Stored data below:

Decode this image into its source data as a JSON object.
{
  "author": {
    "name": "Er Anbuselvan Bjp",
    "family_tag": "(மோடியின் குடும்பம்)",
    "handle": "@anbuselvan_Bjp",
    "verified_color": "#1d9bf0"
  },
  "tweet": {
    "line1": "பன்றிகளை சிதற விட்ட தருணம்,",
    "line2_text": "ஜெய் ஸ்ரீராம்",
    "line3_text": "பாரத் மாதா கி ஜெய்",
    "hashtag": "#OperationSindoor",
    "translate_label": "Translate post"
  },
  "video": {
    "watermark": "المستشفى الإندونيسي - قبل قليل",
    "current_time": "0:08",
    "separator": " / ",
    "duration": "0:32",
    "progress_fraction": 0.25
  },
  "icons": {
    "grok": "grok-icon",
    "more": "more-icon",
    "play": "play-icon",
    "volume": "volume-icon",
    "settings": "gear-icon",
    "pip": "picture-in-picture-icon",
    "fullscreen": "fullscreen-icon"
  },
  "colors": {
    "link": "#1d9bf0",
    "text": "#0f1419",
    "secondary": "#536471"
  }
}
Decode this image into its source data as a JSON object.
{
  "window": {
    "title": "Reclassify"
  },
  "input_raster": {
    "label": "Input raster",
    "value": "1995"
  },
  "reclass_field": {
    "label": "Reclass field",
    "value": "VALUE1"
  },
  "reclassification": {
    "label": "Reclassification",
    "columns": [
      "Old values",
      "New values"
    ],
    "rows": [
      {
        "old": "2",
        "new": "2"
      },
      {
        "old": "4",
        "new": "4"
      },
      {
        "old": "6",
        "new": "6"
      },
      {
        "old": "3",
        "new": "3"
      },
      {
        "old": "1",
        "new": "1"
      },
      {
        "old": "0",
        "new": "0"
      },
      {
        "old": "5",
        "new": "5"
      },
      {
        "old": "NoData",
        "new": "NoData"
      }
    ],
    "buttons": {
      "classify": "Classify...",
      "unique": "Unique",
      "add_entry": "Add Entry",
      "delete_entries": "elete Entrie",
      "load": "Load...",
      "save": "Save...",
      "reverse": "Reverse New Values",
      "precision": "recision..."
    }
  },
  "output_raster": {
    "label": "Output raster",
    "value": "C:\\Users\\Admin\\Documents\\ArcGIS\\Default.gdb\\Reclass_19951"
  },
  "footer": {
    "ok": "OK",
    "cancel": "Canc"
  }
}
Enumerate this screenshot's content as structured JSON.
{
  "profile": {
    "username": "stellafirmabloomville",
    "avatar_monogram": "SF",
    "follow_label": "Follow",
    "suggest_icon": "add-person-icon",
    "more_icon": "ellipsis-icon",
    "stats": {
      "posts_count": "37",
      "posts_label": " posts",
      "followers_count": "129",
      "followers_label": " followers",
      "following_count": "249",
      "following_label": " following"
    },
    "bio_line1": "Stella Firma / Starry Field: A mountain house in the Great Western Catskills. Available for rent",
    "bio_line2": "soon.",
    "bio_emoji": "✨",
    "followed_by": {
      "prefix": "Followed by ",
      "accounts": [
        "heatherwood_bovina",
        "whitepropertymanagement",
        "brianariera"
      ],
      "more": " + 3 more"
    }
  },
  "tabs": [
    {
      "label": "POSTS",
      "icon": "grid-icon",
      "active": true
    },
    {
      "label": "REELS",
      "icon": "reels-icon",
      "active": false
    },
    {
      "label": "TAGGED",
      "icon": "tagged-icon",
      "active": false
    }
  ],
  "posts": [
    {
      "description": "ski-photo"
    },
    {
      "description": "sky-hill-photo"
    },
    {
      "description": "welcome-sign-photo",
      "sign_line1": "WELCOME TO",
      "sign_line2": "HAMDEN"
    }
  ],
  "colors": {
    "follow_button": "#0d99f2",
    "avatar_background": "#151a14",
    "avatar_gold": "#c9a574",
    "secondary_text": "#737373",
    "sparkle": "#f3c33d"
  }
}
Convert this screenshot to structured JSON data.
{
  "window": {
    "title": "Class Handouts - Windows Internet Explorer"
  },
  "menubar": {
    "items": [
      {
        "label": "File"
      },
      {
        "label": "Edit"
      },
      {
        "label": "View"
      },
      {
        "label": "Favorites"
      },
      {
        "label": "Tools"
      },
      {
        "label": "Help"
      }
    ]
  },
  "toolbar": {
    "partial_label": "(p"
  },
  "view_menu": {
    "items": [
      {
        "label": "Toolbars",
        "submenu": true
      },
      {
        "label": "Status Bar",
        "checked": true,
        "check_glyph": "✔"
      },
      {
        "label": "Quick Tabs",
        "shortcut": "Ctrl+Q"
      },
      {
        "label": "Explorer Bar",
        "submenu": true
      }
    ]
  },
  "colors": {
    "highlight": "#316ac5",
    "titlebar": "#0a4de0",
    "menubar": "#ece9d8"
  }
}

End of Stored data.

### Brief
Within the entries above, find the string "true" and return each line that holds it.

### Answer box
      "active": true
        "submenu": true
        "checked": true,
        "submenu": true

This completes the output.